I’d recommend capturing a packet capture of the negotiation and examining it as I did above. Beyond that, keeping the number of alt-names to a minimum will reduce the number of round trips and result in a faster TLS negotiation.

HTTP Archive Queries


I used the following query to extract some of the certificate details and count the alt-names. Please note that this query processes 2.84 TB of data. I’ve saved the results in httparchive.scratchspace.certificateAltNames_2020_01_01_mobile if you would like to examine the results.

CREATE TEMPORARY FUNCTION countAltNames(payload STRING)
RETURNS INT64
LANGUAGE js AS """
var altNames = JSON.parse(payload);
var altNameCount = 0
if (altNames) {
    var altNameCount = altNames.length;
}

try {
    return altNameCount;
} catch (e) {
    return 0;
}

""";

SELECT
    DISTINCT page,
    NET.HOST(url) AS hostname,
    countAltNames(JSON_EXTRACT(payload, '$._securityDetails.sanList')) AS altNameCount,
    JSON_EXTRACT_SCALAR(payload, "$._ip_addr") AS ip_address,
    JSON_EXTRACT_SCALAR(payload, "$._securityDetails.subjectName") AS subjectName,
    JSON_EXTRACT_SCALAR(payload, "$._securityDetails.protocol") AS protocol,
    JSON_EXTRACT_SCALAR(payload, "$._securityDetails.cipher") AS cipher,
    JSON_EXTRACT_SCALAR(payload, "$._securityDetails.issuer") AS issuer,
    JSON_EXTRACT(payload, '$._securityDetails.sanList') AS altNameList
FROM 
    `httparchive.requests.2020_01_01_mobile`
WHERE
    url LIKE "https://%"
    AND JSON_EXTRACT_SCALAR(payload, "$._securityDetails.subjectName") IS NOT NULL

The following query summarizes the alt-name sizes per hostname -

SELECT
    altNameCount,
    COUNT(DISTINCT hostname) AS freq
FROM 
    `httparchive.scratchspace.certificateAltNames_2020_01_01_mobile`
GROUP BY altNameCount
ORDER BY altNameCount ASC

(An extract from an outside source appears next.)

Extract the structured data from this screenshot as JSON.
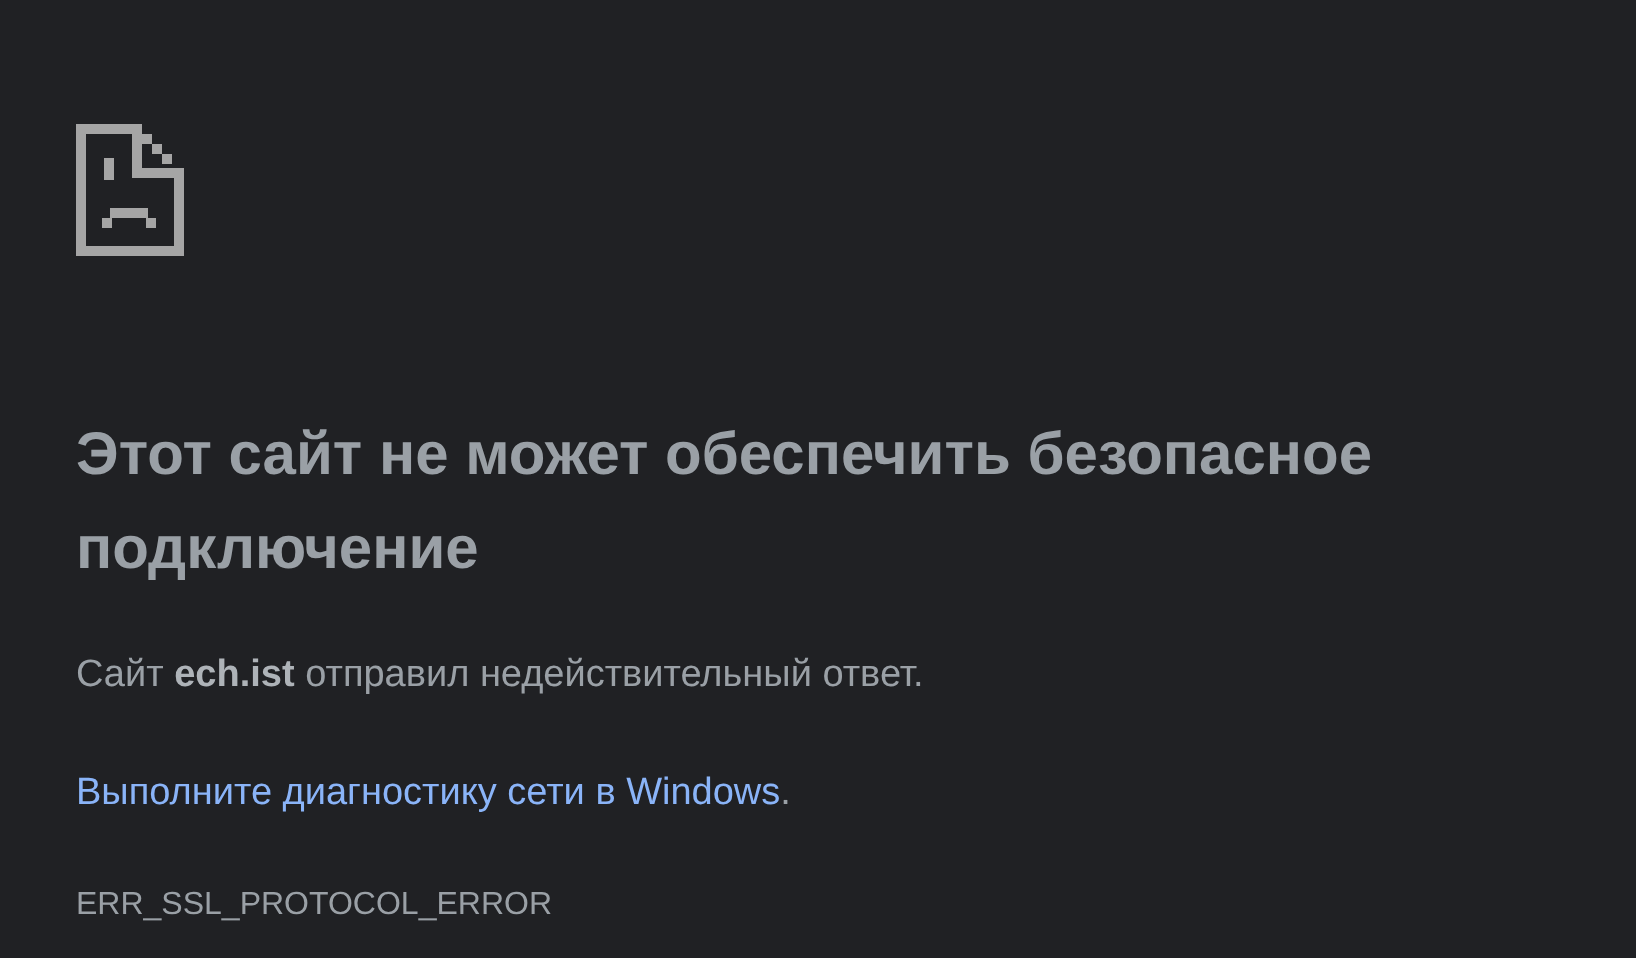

And this query summarizes the alt-name sizes per certificate authority:

SELECT
    issuer,
    COUNT(DISTINCT hostname) AS hostnames,
    MIN(altNameCount) AS minAltNameCount,
    ROUND(AVG(altNameCount)) AS avgAltNameCount,
    MAX(altNameCount) AS maxAltNameCount,
    SUM(IF(altNameCount <= 10,1,0)) AS LessThanOrEqualTo10,
    SUM(IF(altNameCount > 10 AND altNameCount <=50,1,0)) AS Between11_and_50,
    SUM(IF(altNameCount > 50 AND altNameCount <=100,1,0)) AS Between51_and_100,
    SUM(IF(altNameCount > 100,1,0)) AS GreaterThan100
FROM 
    `httparchive.scratchspace.certificateAltNames_2020_01_01_mobile`
GROUP BY issuer
ORDER BY hostnames DESC
2 Likes

According to the HTTP Archive, 84% of HTTPS certificates are using the Subject Alternate Name (SAN) extension

I’m confused by this stat. Given that most browsers reject the older Common Name field for this, what are the other 16% using and do they fail to load in browsers? Of do you mean 84% have multiple SAN entries and 16% have just one?

2 Likes

This one was tricky. The certificate details are coming from the HAR files, and those list all domains on the certificate in the $._securityDetails.sanList field. So even if a certificate just had a single domain and no Alt-Names, it would still show up as a SAN cert with 1 domain.

I validated a few certificates manually and then decided to consider any certificate with just 1 domain on it to not be a SAN certificate.

I tested with those openssl commands, on my macbook, and have something to add here:

openssl s_client -showcerts -connect gizikesehatan.ugm.ac.id:443 2>&1 | sed -ne '/-BEGIN CERTIFICATE-/,/-END CERTIFICATE-/p' | wc -c

This commands does not return the output quickly.
Solution is to prepend the script with echo QUIT |

More importantly, I recommend using the -servername flag to enable SNI which is important especially in CDN land because CDNs use this to determine which cert to serve. Not using SNI returns 9424 bytes for www.cdnetworks.com :

echo QUIT | openssl s_client -showcerts -connect www.cdnetworks.com:443 2>&1 | sed -ne '/-BEGIN CERTIFICATE-/,/-END CERTIFICATE-/p' | wc -c

while using SNI gives 11706 bytes :

echo QUIT | openssl s_client -showcerts -servername www.cdnetworks.com -connect www.cdnetworks.com:443 2>&1 | sed -ne '/-BEGIN CERTIFICATE-/,/-END CERTIFICATE-/p' | wc -c

1 Like